Businesses in the High Street area of Edmonton are worried that closure of the 102nd Street bridge will affect their bottom line.
The city will close 102nd Avenue on July 1 so crews can demolish the old bridge over Groat Road and build a new one. Work is scheduled to be completed by fall of 2015.
The closure means that the estimated 25,000 drivers who take that route each day will detour elsewhere.
"We will see a lot less traffic," said Barbara Di Curzio, co-owner of Head, Shoulders, Knees and Toes, a children’s clothing store on 102nd Avenue and 125th Street.
"You’re not seeing a rejuvenation of new customers. A local business thrives when we have new customers on a continual basis."
In the city’s eyes, the closure is a necessary evil. The current structure is 100 years old and at the end of its useful life. The new bridge will have wider lanes and sidewalks as well as space for bike lanes.

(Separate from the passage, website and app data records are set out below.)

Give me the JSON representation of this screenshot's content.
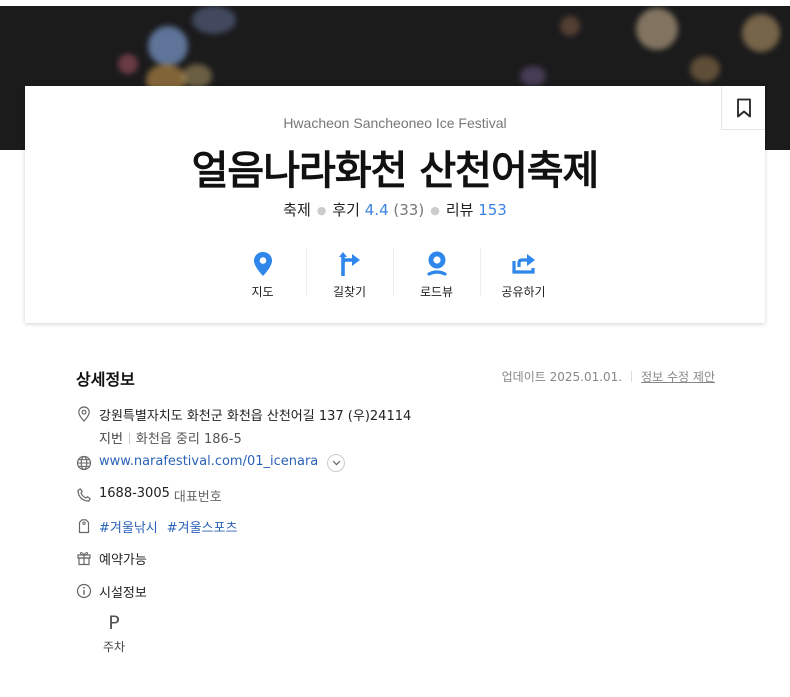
{
  "header": {
    "english_name": "Hwacheon Sancheoneo Ice Festival",
    "title": "얼음나라화천 산천어축제",
    "category": "축제",
    "review_label": "후기",
    "review_score": "4.4",
    "review_count": "(33)",
    "blog_label": "리뷰",
    "blog_count": "153"
  },
  "actions": [
    {
      "label": "지도",
      "icon": "map-pin-icon"
    },
    {
      "label": "길찾기",
      "icon": "directions-icon"
    },
    {
      "label": "로드뷰",
      "icon": "roadview-icon"
    },
    {
      "label": "공유하기",
      "icon": "share-icon"
    }
  ],
  "details": {
    "section_title": "상세정보",
    "updated": "업데이트 2025.01.01.",
    "suggest_edit": "정보 수정 제안",
    "address": "강원특별자치도 화천군 화천읍 산천어길 137 (우)24114",
    "jibun_label": "지번",
    "jibun": "화천읍 중리 186-5",
    "website": "www.narafestival.com/01_icenara",
    "phone": "1688-3005",
    "phone_label": "대표번호",
    "tags": [
      "#겨울낚시",
      "#겨울스포츠"
    ],
    "reservation": "예약가능",
    "facility_title": "시설정보",
    "facility_parking_glyph": "P",
    "facility_parking": "주차"
  },
  "colors": {
    "accent": "#3b82e0",
    "link": "#2b63b8",
    "hero_bg": "#1b1b1c"
  }
}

“It’s going to be more user friendly for all travellers,” said Byron Nicholson, director of special projects for the city.

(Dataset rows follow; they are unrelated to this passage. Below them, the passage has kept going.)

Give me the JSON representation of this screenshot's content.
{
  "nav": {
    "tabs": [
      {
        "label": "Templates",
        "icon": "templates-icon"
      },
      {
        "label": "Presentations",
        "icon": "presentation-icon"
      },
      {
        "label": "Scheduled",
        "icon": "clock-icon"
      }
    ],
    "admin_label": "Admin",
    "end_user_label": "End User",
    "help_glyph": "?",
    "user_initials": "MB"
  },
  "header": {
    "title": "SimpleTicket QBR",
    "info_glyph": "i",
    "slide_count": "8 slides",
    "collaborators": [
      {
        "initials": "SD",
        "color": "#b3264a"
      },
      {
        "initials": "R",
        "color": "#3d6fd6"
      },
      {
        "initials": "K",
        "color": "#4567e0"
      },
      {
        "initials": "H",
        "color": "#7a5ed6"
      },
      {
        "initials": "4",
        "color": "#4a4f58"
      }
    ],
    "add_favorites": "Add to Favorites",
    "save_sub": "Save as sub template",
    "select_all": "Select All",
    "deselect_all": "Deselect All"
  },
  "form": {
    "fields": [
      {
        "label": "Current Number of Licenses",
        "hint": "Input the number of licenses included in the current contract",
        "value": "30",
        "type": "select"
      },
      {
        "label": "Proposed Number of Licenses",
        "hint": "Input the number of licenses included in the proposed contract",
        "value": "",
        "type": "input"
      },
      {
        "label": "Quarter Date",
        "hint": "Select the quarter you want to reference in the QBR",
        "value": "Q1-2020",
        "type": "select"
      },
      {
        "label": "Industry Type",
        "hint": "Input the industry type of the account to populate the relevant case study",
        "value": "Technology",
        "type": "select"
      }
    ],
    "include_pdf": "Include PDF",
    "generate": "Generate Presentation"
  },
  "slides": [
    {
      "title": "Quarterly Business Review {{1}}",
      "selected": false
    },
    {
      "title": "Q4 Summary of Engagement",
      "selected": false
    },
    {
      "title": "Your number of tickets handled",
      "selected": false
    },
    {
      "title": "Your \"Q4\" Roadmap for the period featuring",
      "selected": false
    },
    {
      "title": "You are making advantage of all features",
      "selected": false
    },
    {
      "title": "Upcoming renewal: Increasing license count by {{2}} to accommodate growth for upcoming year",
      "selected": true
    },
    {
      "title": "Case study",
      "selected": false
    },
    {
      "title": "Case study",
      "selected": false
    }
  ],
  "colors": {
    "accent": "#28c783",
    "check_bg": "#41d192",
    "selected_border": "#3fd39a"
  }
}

Nicholson says the city is providing shuttle buses to transport commuters around the detour and providing additional metered parking.
The closure is the last straw for Tamara Baltzan. The owner of TK Clothing on 124th Street is shutting down for good after 15 years of business.
Her lease was up in August but the construction played a role in making her leave for good.
"All this is happening and then we're going to add a bridge closure for 15 to 18 months?” she asked. “It seemed a bit much.”
NAIT marketing instructor Surjit Rai says business owners can't plan for unexpected roadblocks like this.
"You're talking about thousands (of dollars) every month at least these companies will lose,” he said. “And will they be able to mitigate all those losses? Absolutely not.”
But not everyone believes the closure will be a disaster.
Carol Logan of Carol’s Quality Sweets in the High Street Mall believes customers will keep coming.
"I think that lots of shoppers will come because this is a destination in Edmonton," said Logan.
But Di Curzio says she’s already seeing an impact as crews prepare for construction. She and her business partner are thinking up ways to draw customers to the store while the bridge is closed.
"We'll make changes as we have to and we'll adjust."